= Assignment =
Write out all the data again, exactly as it stands.
• • • •
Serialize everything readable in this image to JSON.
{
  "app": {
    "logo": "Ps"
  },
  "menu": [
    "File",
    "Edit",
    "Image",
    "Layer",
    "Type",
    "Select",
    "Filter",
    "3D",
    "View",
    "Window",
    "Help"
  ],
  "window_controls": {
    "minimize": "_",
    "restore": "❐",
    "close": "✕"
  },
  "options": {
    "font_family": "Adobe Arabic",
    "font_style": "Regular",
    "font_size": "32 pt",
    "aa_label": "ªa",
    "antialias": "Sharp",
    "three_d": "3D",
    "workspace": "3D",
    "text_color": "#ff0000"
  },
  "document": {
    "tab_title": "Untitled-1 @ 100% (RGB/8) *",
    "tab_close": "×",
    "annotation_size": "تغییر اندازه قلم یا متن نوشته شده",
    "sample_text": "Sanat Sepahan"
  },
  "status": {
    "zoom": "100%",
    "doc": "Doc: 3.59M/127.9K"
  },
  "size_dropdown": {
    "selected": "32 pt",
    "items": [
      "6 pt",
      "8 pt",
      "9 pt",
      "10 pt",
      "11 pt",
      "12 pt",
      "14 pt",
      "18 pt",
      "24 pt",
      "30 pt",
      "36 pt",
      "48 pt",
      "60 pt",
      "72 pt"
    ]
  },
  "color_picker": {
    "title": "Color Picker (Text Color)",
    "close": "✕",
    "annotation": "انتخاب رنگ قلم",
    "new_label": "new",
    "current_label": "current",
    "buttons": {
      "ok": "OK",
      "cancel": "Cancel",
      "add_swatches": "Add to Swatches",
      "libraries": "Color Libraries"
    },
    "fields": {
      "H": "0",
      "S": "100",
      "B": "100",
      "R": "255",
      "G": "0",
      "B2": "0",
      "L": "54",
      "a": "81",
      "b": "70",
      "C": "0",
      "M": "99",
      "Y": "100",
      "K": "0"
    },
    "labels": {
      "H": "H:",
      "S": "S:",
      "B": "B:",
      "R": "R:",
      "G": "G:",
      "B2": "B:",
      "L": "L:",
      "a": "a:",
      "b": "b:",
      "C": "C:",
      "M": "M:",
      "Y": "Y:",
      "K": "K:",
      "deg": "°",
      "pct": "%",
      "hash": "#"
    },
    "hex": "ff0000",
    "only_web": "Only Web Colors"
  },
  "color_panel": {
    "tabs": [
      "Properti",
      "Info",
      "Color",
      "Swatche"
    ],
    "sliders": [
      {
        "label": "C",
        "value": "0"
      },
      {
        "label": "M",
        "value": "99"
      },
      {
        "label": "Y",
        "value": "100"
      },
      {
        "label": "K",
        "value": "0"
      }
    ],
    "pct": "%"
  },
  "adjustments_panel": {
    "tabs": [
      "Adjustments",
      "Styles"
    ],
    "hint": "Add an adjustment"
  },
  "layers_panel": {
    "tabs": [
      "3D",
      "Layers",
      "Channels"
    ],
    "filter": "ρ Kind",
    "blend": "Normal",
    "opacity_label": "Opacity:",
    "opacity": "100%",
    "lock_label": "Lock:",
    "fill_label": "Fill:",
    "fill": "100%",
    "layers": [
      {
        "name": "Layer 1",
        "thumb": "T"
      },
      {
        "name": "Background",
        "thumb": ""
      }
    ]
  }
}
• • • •
= Response area =
Serialize everything readable in this image to JSON.
{
  "app": {
    "logo": "Ps"
  },
  "menu": [
    "File",
    "Edit",
    "Image",
    "Layer",
    "Type",
    "Select",
    "Filter",
    "3D",
    "View",
    "Window",
    "Help"
  ],
  "window_controls": {
    "minimize": "_",
    "restore": "❐",
    "close": "✕"
  },
  "options": {
    "font_family": "Adobe Arabic",
    "font_style": "Regular",
    "font_size": "32 pt",
    "aa_label": "ªa",
    "antialias": "Sharp",
    "three_d": "3D",
    "workspace": "3D",
    "text_color": "#ff0000"
  },
  "document": {
    "tab_title": "Untitled-1 @ 100% (RGB/8) *",
    "tab_close": "×",
    "annotation_size": "تغییر اندازه قلم یا متن نوشته شده",
    "sample_text": "Sanat Sepahan"
  },
  "status": {
    "zoom": "100%",
    "doc": "Doc: 3.59M/127.9K"
  },
  "size_dropdown": {
    "selected": "32 pt",
    "items": [
      "6 pt",
      "8 pt",
      "9 pt",
      "10 pt",
      "11 pt",
      "12 pt",
      "14 pt",
      "18 pt",
      "24 pt",
      "30 pt",
      "36 pt",
      "48 pt",
      "60 pt",
      "72 pt"
    ]
  },
  "color_picker": {
    "title": "Color Picker (Text Color)",
    "close": "✕",
    "annotation": "انتخاب رنگ قلم",
    "new_label": "new",
    "current_label": "current",
    "buttons": {
      "ok": "OK",
      "cancel": "Cancel",
      "add_swatches": "Add to Swatches",
      "libraries": "Color Libraries"
    },
    "fields": {
      "H": "0",
      "S": "100",
      "B": "100",
      "R": "255",
      "G": "0",
      "B2": "0",
      "L": "54",
      "a": "81",
      "b": "70",
      "C": "0",
      "M": "99",
      "Y": "100",
      "K": "0"
    },
    "labels": {
      "H": "H:",
      "S": "S:",
      "B": "B:",
      "R": "R:",
      "G": "G:",
      "B2": "B:",
      "L": "L:",
      "a": "a:",
      "b": "b:",
      "C": "C:",
      "M": "M:",
      "Y": "Y:",
      "K": "K:",
      "deg": "°",
      "pct": "%",
      "hash": "#"
    },
    "hex": "ff0000",
    "only_web": "Only Web Colors"
  },
  "color_panel": {
    "tabs": [
      "Properti",
      "Info",
      "Color",
      "Swatche"
    ],
    "sliders": [
      {
        "label": "C",
        "value": "0"
      },
      {
        "label": "M",
        "value": "99"
      },
      {
        "label": "Y",
        "value": "100"
      },
      {
        "label": "K",
        "value": "0"
      }
    ],
    "pct": "%"
  },
  "adjustments_panel": {
    "tabs": [
      "Adjustments",
      "Styles"
    ],
    "hint": "Add an adjustment"
  },
  "layers_panel": {
    "tabs": [
      "3D",
      "Layers",
      "Channels"
    ],
    "filter": "ρ Kind",
    "blend": "Normal",
    "opacity_label": "Opacity:",
    "opacity": "100%",
    "lock_label": "Lock:",
    "fill_label": "Fill:",
    "fill": "100%",
    "layers": [
      {
        "name": "Layer 1",
        "thumb": "T"
      },
      {
        "name": "Background",
        "thumb": ""
      }
    ]
  }
}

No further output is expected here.